by Andrew Beach

by Andrew Beach

“What is your salary expectation?”

– The Recruiter Playbook

Whether you like the question or not, the fact is you will be asked this question. With this in your mind, you can prepare for it.

  1. When it’s early, say, “It’s early in the hiring process to be discussing compensation.” Typically during an introductory phone screening, the recruiter wants to know whether you fit the box. You objective is to learn more about the role first.
  2. Ask for the range, saying, “I’m confident once we determine the fit for the role that we can work out a total compensation package that works for us both. Please tell me more about what the ideal candidate looks like.” By turning the conversation back to the role and fit, you indicate to the recruiter that you are more interested in job satisfaction.
  3. A hyper-myopic recruiter might turn towards your salary history, asking, “What did you make at your last role?” When recruiters want to put an entry in a box, they aren’t doing it for your benefit. By trying to short cut the process using arbitrary criteria, this question is likely to sabotage the process for both parties. Stick to your guns with, “I’m not confident yet that the duties I had before even match up to those required by this role. What are the top 1 or 2 things the hiring team is looking for in this role?”
  4. Whether with recruiter or hiring manager, eventually you may be asked to divulge your range. This isn’t something to be afraid or ashamed of. Let the market speak for itself in this case by providing a range, “Based on my research it appears that the market salary for a role of this type is between $XXX and $YYY, is that the range you had in mind or something higher?” Yes, I put in “higher.” We don’t want to leave money on the table when it’s available.
  5. When the salary is too low, you will be filtered out of an opportunity. Be thankful and consider that may not be the end. Do you best to make the recruiter comfortable and give them a proactive strategy for moving forward. Respond with, “In what situations would the hiring manager be willing to expand the budget to bring in the best candidates?”
  6. Always close this dialog with a question that leads to the next step in the interview, “It sounds like this is a good fit for us both, let’s schedule the interview with the hiring team, what days and times are available?”
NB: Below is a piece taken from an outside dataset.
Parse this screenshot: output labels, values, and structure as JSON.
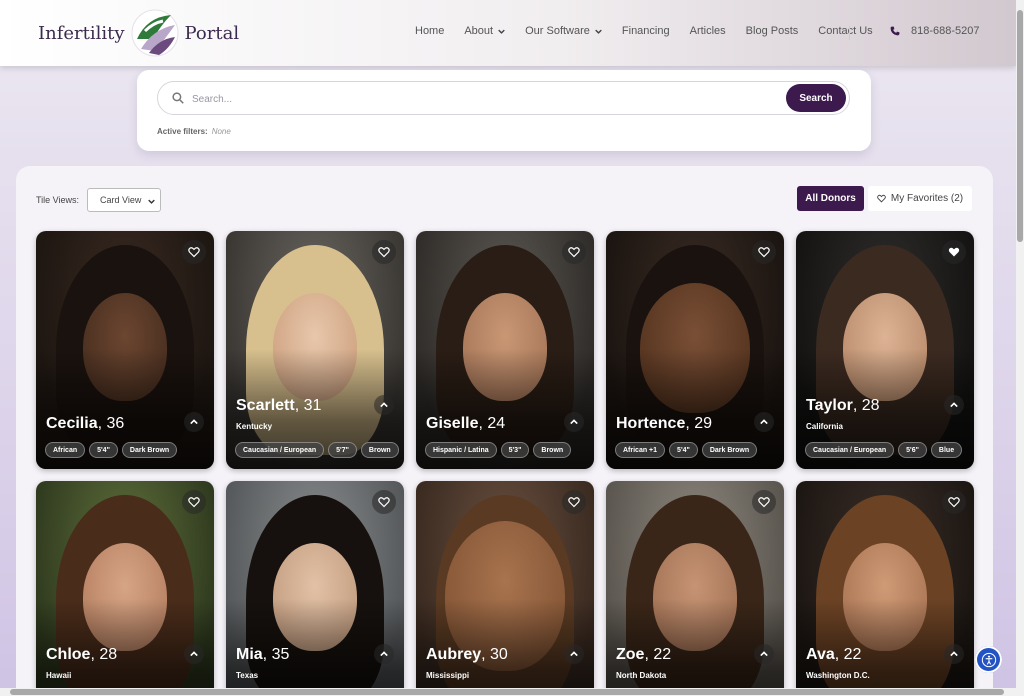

INTERVIEWS & NO OFFERS?

Download the complete checklist to make the most

of your interview performance.

CHECKLIST

Share on facebook
Facebook
Share on google
Google+
Share on twitter
Twitter
Share on linkedin
LinkedIn
Share on pinterest
Pinterest
Andrew Beach
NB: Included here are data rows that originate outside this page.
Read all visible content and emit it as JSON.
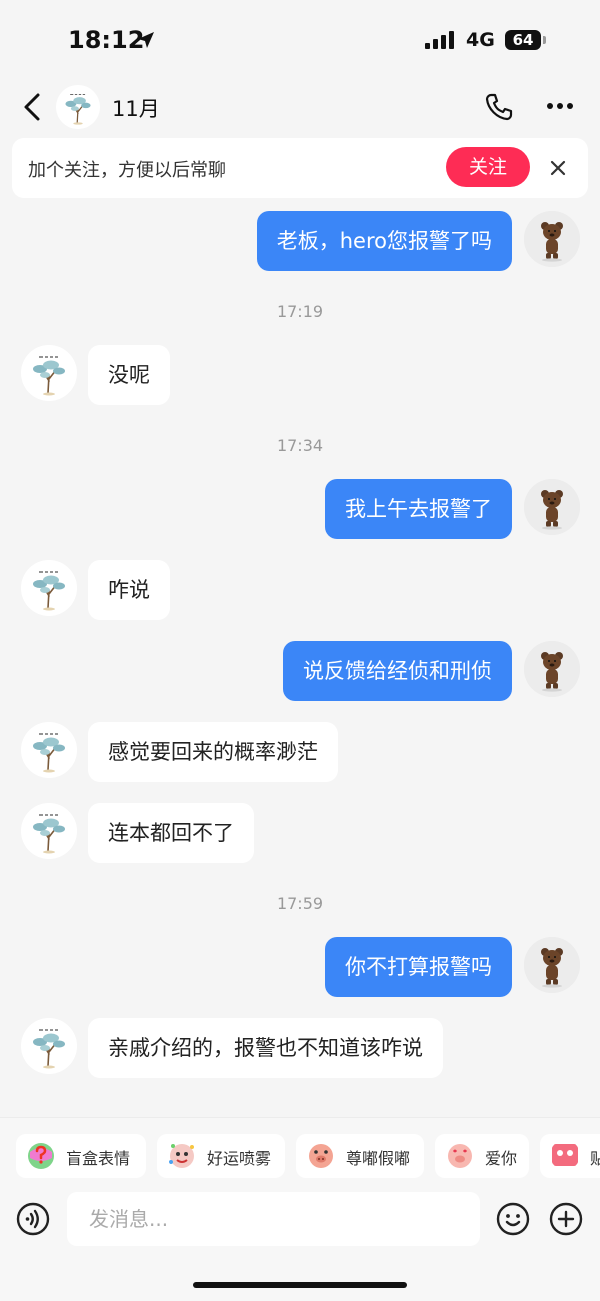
{
  "status_bar": {
    "time": "18:12",
    "network": "4G",
    "battery": "64"
  },
  "header": {
    "title": "11月"
  },
  "banner": {
    "text": "加个关注，方便以后常聊",
    "follow_label": "关注"
  },
  "messages": [
    {
      "from": "me",
      "text": "老板，hero您报警了吗"
    },
    {
      "time": "17:19"
    },
    {
      "from": "them",
      "text": "没呢"
    },
    {
      "time": "17:34"
    },
    {
      "from": "me",
      "text": "我上午去报警了"
    },
    {
      "from": "them",
      "text": "咋说"
    },
    {
      "from": "me",
      "text": "说反馈给经侦和刑侦"
    },
    {
      "from": "them",
      "text": "感觉要回来的概率渺茫"
    },
    {
      "from": "them",
      "text": "连本都回不了"
    },
    {
      "time": "17:59"
    },
    {
      "from": "me",
      "text": "你不打算报警吗"
    },
    {
      "from": "them",
      "text": "亲戚介绍的，报警也不知道该咋说"
    }
  ],
  "stickers": [
    {
      "label": "盲盒表情",
      "icon": "mystery-box-icon"
    },
    {
      "label": "好运喷雾",
      "icon": "lucky-spray-icon"
    },
    {
      "label": "尊嘟假嘟",
      "icon": "pig-face-icon"
    },
    {
      "label": "爱你",
      "icon": "pig-love-icon"
    },
    {
      "label": "贴",
      "icon": "sticker-icon"
    }
  ],
  "input": {
    "placeholder": "发消息..."
  },
  "colors": {
    "accent": "#3b86f7",
    "follow": "#fe2c55",
    "background": "#f5f5f5"
  }
}
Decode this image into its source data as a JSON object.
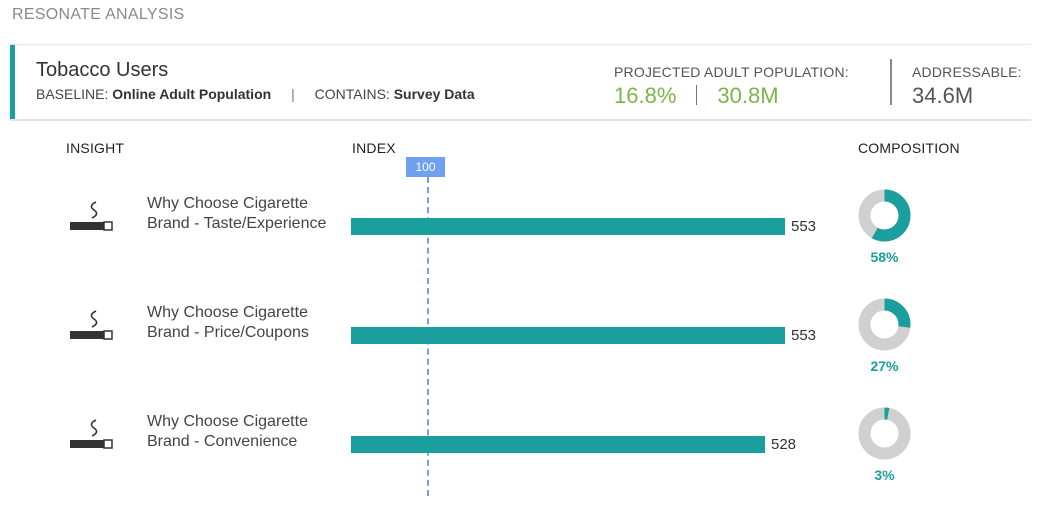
{
  "app": {
    "title": "RESONATE ANALYSIS"
  },
  "segment": {
    "name": "Tobacco Users",
    "baseline_label": "BASELINE:",
    "baseline_value": "Online Adult Population",
    "separator": "|",
    "contains_label": "CONTAINS:",
    "contains_value": "Survey Data"
  },
  "projected": {
    "label": "PROJECTED ADULT POPULATION:",
    "percent": "16.8%",
    "count": "30.8M"
  },
  "addressable": {
    "label": "ADDRESSABLE:",
    "count": "34.6M"
  },
  "columns": {
    "insight": "INSIGHT",
    "index": "INDEX",
    "composition": "COMPOSITION"
  },
  "reference": {
    "label": "100",
    "value": 100
  },
  "colors": {
    "accent": "#1a9e9e",
    "green": "#7ab648",
    "reference": "#6fa1f0",
    "donut_bg": "#d0d0d0"
  },
  "rows": [
    {
      "icon": "cigarette-icon",
      "insight": "Why Choose Cigarette Brand - Taste/Experience",
      "index": 553,
      "index_label": "553",
      "composition": 0.58,
      "composition_label": "58%"
    },
    {
      "icon": "cigarette-icon",
      "insight": "Why Choose Cigarette Brand - Price/Coupons",
      "index": 553,
      "index_label": "553",
      "composition": 0.27,
      "composition_label": "27%"
    },
    {
      "icon": "cigarette-icon",
      "insight": "Why Choose Cigarette Brand - Convenience",
      "index": 528,
      "index_label": "528",
      "composition": 0.03,
      "composition_label": "3%"
    }
  ]
}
Andrew Beach

Andrew Beach is a Branding Dynamo. He helps transform confusion into clarity by translating your charismatic story assets, understanding your personal values, and scripting a top notch identity statement in support of effective networking. Coaching clients say that they have doubled message retention and shortened time on landing, often garnering multiple job offers.
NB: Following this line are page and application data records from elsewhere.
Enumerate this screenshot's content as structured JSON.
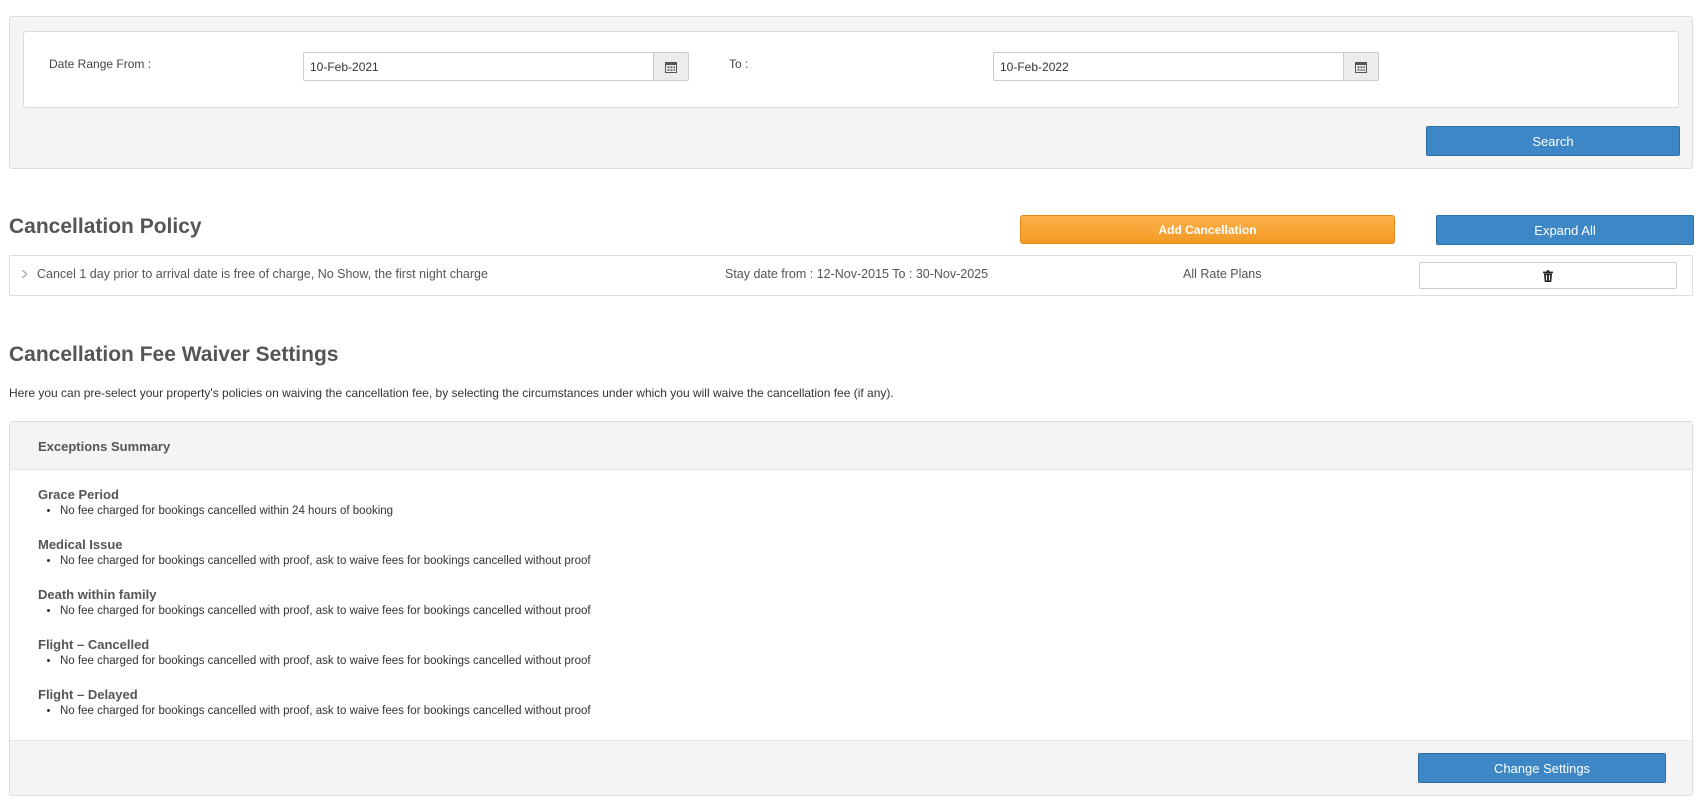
{
  "search": {
    "from_label": "Date Range From :",
    "from_value": "10-Feb-2021",
    "to_label": "To :",
    "to_value": "10-Feb-2022",
    "search_button": "Search",
    "calendar_icon": "calendar-icon"
  },
  "policy": {
    "title": "Cancellation Policy",
    "add_button": "Add Cancellation",
    "expand_button": "Expand All",
    "rows": [
      {
        "description": "Cancel 1 day prior to arrival date is free of charge, No Show, the first night charge",
        "stay_dates": "Stay date from : 12-Nov-2015 To : 30-Nov-2025",
        "rate_plans": "All Rate Plans",
        "delete_icon": "trash-icon",
        "expand_icon": "chevron-right-icon"
      }
    ]
  },
  "waiver": {
    "title": "Cancellation Fee Waiver Settings",
    "intro": "Here you can pre-select your property's policies on waiving the cancellation fee, by selecting the circumstances under which you will waive the cancellation fee (if any).",
    "summary_title": "Exceptions Summary",
    "groups": [
      {
        "title": "Grace Period",
        "item": "No fee charged for bookings cancelled within 24 hours of booking"
      },
      {
        "title": "Medical Issue",
        "item": "No fee charged for bookings cancelled with proof, ask to waive fees for bookings cancelled without proof"
      },
      {
        "title": "Death within family",
        "item": "No fee charged for bookings cancelled with proof, ask to waive fees for bookings cancelled without proof"
      },
      {
        "title": "Flight – Cancelled",
        "item": "No fee charged for bookings cancelled with proof, ask to waive fees for bookings cancelled without proof"
      },
      {
        "title": "Flight – Delayed",
        "item": "No fee charged for bookings cancelled with proof, ask to waive fees for bookings cancelled without proof"
      }
    ],
    "change_button": "Change Settings"
  },
  "colors": {
    "primary_blue": "#3d87c7",
    "accent_orange": "#f5a030",
    "panel_gray": "#f4f4f4",
    "heading_gray": "#555555"
  }
}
Read My Blog »

Hundreds of Applications Not Working?

#1 Way to get Jobs FAST!

Free Networking Checklist

17123
17129
17132
17131

Dominate the interview with confidence

Sick of coming in 2nd Place?

Free Interview Checklist

17123
17129
17132
17131

Pin It on Pinterest